In one sense, Conciliar Post exists because people disagree, and they disagree about really important stuff. If everyone were on the same page theologically and confessed all of the same things, this website would either be nonexistent or serving a very different purpose. You don’t have to look any further than the round table portions of Conciliar Post to see that there are actually very significant and fundamental differences among the beliefs of our community.

Nicholai Stuckwisch 4
22 Jan 2015

A Defense of Nagel, Part III

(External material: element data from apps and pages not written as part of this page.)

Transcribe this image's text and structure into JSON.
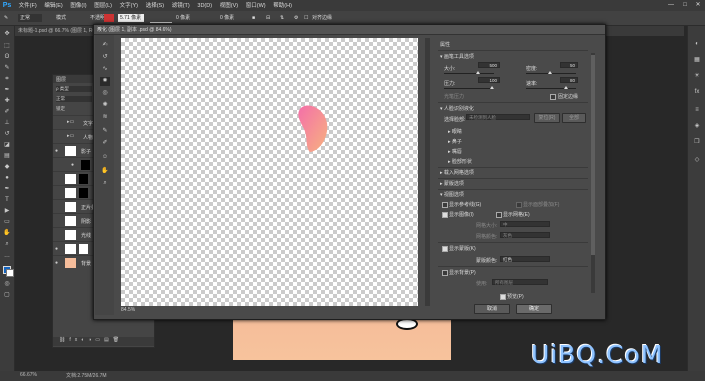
{
  "app": {
    "logo": "Ps",
    "menu": [
      "文件(F)",
      "编辑(E)",
      "图像(I)",
      "图层(L)",
      "文字(Y)",
      "选择(S)",
      "滤镜(T)",
      "3D(D)",
      "视图(V)",
      "窗口(W)",
      "帮助(H)"
    ],
    "window_controls": [
      "—",
      "□",
      "✕"
    ]
  },
  "options_bar": {
    "mode_label": "模式",
    "mode_value": "正常",
    "opacity_label": "不透明度",
    "opacity_value": "100%",
    "size_value": "5.71 像素",
    "dist_value": "0 像素",
    "align_label": "对齐边缘"
  },
  "document": {
    "tab_title": "未标题-1.psd @ 66.7% (图层 1, RGB/8#) *"
  },
  "layers_panel": {
    "title": "图层",
    "filter_label": "ρ 类型",
    "blend_mode": "正常",
    "opacity_label": "不透明度",
    "lock_label": "锁定",
    "fill_label": "填充",
    "layers": [
      {
        "name": "文字",
        "eye": ""
      },
      {
        "name": "人物",
        "eye": ""
      },
      {
        "name": "影子",
        "eye": "●"
      },
      {
        "name": "曲线",
        "eye": "●"
      },
      {
        "name": "蓝色",
        "eye": ""
      },
      {
        "name": "红色",
        "eye": ""
      },
      {
        "name": "正片叠底",
        "eye": ""
      },
      {
        "name": "阴影",
        "eye": ""
      },
      {
        "name": "光线",
        "eye": ""
      },
      {
        "name": "颜色",
        "eye": "●"
      },
      {
        "name": "背景",
        "eye": "●"
      }
    ]
  },
  "dialog": {
    "title": "液化 (图层 1, 副本 .psd @ 84.6%)",
    "zoom": "84.5%",
    "properties": {
      "header": "属性",
      "brush_tools_section": "画笔工具选项",
      "size_label": "大小:",
      "size_value": "500",
      "density_label": "密度:",
      "density_value": "50",
      "pressure_label": "压力:",
      "pressure_value": "100",
      "rate_label": "速率:",
      "rate_value": "80",
      "stylus_label": "光笔压力",
      "pin_edges_label": "固定边缘",
      "face_section": "人脸识别液化",
      "select_face_label": "选择脸部:",
      "select_face_value": "未检测到人脸",
      "reset_label": "复位(R)",
      "all_label": "全部",
      "face_items": [
        "眼睛",
        "鼻子",
        "嘴唇",
        "脸部形状"
      ],
      "load_mesh": "载入网格选项",
      "mask_options": "蒙版选项",
      "view_options": "视图选项",
      "show_guides": "显示参考线(G)",
      "show_face_overlay": "显示面部叠加(F)",
      "show_image": "显示图像(I)",
      "show_mesh": "显示网格(E)",
      "mesh_size_label": "网格大小:",
      "mesh_size_value": "中",
      "mesh_color_label": "网格颜色:",
      "mesh_color_value": "灰色",
      "show_mask": "显示蒙版(K)",
      "mask_color_label": "蒙版颜色:",
      "mask_color_value": "红色",
      "show_backdrop": "显示背景(P)",
      "use_label": "使用:",
      "use_value": "所有图层",
      "preview_label": "预览(P)",
      "cancel": "取消",
      "ok": "确定"
    }
  },
  "status": {
    "zoom": "66.67%",
    "doc": "文档:2.75M/26.7M"
  },
  "watermark": "UiBQ.CoM",
  "colors": {
    "accent": "#31a8ff",
    "petal_top": "#f46fa9",
    "petal_bottom": "#f7b27f",
    "peach": "#f5bd9a"
  }
}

The Corpuscular Cosmos of the Early Modern Philosophers Now the “strictly mathematical and materialist conception of the natural order the early moderns bequeathed to us,” that Edward Feser mentioned in my first paper, refers to the mechanical philosophers. Take the case of Rene Descartes: in his mechanics, he argues that if a person knew enough, he should be able to reduce chemistry and biology to mechanics. The process of how a seed develops into an

Ryan Shinkel 1
13 Jan 2015

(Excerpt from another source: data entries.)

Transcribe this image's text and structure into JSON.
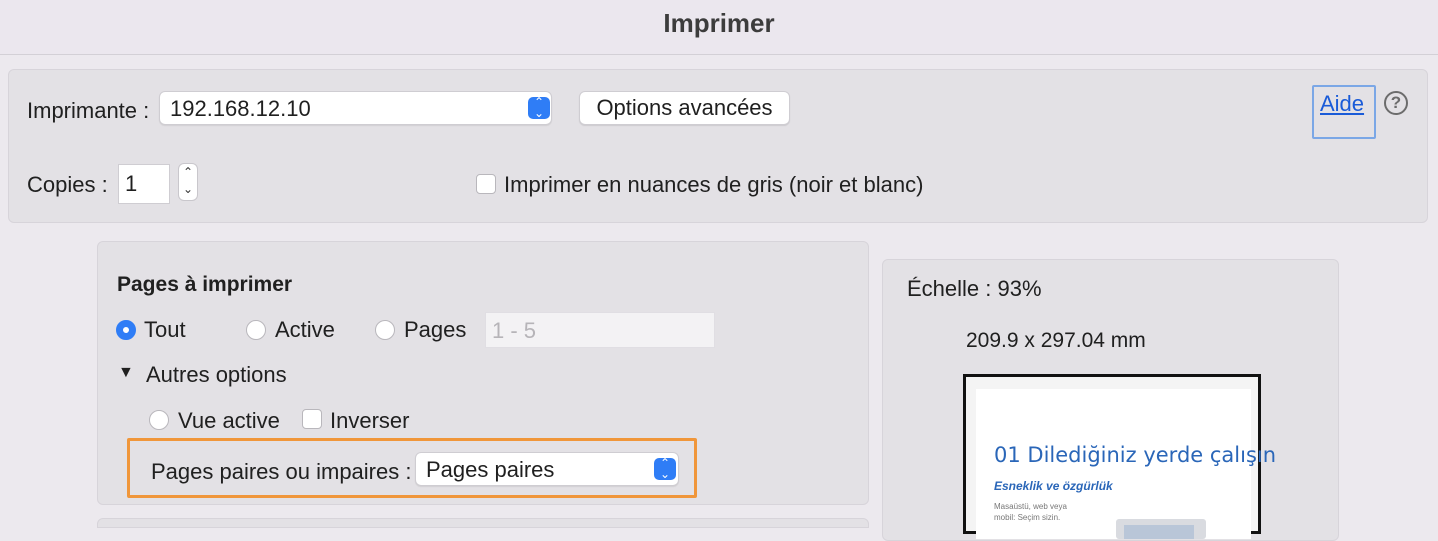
{
  "window": {
    "title": "Imprimer"
  },
  "printer": {
    "label": "Imprimante :",
    "value": "192.168.12.10"
  },
  "advanced_button": "Options avancées",
  "help": {
    "link": "Aide",
    "icon": "question-circle-icon",
    "icon_glyph": "?"
  },
  "copies": {
    "label": "Copies :",
    "value": "1"
  },
  "grayscale": {
    "label": "Imprimer en nuances de gris (noir et blanc)",
    "checked": false
  },
  "pages": {
    "heading": "Pages à imprimer",
    "options": [
      "Tout",
      "Active",
      "Pages"
    ],
    "selected": "Tout",
    "range_placeholder": "1 - 5",
    "more_options": "Autres options",
    "current_view": "Vue active",
    "reverse": "Inverser",
    "odd_even_label": "Pages paires ou impaires :",
    "odd_even_value": "Pages paires"
  },
  "preview": {
    "scale": "Échelle :  93%",
    "size": "209.9 x 297.04 mm",
    "doc_heading": "01 Dilediğiniz yerde çalışın",
    "doc_subheading": "Esneklik ve özgürlük",
    "doc_text": "Masaüstü, web veya mobil: Seçim sizin."
  },
  "colors": {
    "accent": "#2f7df6",
    "highlight": "#f0963a",
    "link": "#1a5bd8"
  }
}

A (Free) College Education for Everyone?

Is “free” community college education for everyone? Jacob Prahlow reflects on the cost, need, and implications for such a proposal.

Jacob Prahlow 2
10 Jan 2015

Weekly Reads (January 10)

As snow and winter chills keep us inside, here is a round-up of different religion, theology, and current events articles from our own authors and across the internet. The following articles do not necessarily reflect the views or mission of Conciliar Post. These articles have been selected based on their prevalence across popular blogs and social media and their relevance to current events. We invite you to engage in friendly and positive discussion about these

Laura Norris 1
06 Dec 2014

Weekly Reads (December 6)

Hello, readers! Here is a round-up of different religion, theology, and current events articles from our own authors and across the internet.

Laura Norris 0
01 Dec 2014

Why Study Church History?

I recently completed my Master of Arts in Theological Studies at the University of Dayton. My emphasis was not in the traditional systematic theological studies, where I contemplated the Trinity, the Incarnation, and grace; nor did I focus on Biblical Studies, delving into the ancient languages, the context, and the literatures that produced what we understand as the Word of God (although I did dabble in Hebrew for three semester and can discuss the influence

Laura Norris 2